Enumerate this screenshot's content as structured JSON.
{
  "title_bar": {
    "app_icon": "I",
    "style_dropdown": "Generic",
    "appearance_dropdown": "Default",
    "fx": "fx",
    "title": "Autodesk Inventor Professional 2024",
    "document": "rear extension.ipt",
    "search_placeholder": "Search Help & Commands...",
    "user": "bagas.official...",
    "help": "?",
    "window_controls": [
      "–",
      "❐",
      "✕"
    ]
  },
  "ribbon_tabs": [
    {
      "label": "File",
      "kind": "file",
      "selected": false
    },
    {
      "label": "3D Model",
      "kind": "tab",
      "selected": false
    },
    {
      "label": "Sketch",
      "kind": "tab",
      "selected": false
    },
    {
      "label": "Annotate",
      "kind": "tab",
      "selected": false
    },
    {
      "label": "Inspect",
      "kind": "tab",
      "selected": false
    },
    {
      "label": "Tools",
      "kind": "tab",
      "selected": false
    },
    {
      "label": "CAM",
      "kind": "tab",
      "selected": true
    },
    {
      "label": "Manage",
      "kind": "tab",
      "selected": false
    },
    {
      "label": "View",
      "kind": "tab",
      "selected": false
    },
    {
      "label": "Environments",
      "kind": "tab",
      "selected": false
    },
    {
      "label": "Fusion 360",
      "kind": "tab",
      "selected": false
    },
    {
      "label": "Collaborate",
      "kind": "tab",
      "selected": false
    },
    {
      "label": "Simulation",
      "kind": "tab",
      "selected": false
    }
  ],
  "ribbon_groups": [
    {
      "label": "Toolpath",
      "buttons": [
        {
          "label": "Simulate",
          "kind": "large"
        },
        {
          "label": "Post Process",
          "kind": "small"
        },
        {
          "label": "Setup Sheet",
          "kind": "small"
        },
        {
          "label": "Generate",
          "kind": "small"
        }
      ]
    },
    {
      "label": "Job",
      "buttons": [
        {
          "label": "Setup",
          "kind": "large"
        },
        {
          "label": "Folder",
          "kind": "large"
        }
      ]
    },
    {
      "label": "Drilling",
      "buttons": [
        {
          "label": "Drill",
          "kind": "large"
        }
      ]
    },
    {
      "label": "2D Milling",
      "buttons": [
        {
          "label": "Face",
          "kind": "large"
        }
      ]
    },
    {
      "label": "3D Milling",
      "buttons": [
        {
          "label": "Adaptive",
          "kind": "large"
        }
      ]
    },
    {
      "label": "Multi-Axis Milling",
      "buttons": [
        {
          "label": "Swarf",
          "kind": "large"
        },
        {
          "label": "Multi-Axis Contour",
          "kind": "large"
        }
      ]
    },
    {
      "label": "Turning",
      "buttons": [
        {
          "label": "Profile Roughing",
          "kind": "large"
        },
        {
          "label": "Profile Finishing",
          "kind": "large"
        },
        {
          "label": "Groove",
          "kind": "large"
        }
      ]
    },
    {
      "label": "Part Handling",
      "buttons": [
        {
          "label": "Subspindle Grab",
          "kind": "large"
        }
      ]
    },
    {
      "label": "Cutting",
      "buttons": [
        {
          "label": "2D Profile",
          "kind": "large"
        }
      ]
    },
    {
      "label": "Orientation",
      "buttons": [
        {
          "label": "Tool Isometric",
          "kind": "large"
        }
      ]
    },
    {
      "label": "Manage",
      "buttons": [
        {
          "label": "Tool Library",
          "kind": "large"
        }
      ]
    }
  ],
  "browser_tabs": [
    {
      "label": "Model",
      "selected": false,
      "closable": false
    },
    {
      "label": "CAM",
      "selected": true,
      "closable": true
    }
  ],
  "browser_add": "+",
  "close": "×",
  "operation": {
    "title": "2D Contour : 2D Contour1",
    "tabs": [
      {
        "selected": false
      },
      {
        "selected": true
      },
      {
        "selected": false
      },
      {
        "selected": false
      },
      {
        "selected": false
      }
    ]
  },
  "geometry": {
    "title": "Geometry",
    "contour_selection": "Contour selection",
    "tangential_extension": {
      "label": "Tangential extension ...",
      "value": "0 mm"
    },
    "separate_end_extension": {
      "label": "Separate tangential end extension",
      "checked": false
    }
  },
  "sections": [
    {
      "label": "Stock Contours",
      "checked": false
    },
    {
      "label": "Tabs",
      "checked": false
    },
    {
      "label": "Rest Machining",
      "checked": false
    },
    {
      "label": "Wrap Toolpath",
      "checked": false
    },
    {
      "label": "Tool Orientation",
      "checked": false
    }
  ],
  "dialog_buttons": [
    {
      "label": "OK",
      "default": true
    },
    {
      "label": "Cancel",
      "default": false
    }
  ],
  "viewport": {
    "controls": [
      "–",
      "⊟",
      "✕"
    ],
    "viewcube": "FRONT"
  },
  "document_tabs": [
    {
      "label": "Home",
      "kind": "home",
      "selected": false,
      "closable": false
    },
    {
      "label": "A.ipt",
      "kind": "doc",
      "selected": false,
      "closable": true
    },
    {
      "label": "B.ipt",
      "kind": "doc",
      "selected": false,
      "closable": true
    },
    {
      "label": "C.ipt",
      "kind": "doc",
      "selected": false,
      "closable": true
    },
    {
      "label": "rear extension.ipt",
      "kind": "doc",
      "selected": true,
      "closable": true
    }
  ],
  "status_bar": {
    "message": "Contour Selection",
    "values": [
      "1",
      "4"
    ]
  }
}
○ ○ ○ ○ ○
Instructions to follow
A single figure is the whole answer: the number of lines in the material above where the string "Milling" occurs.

Reply to the exercise
3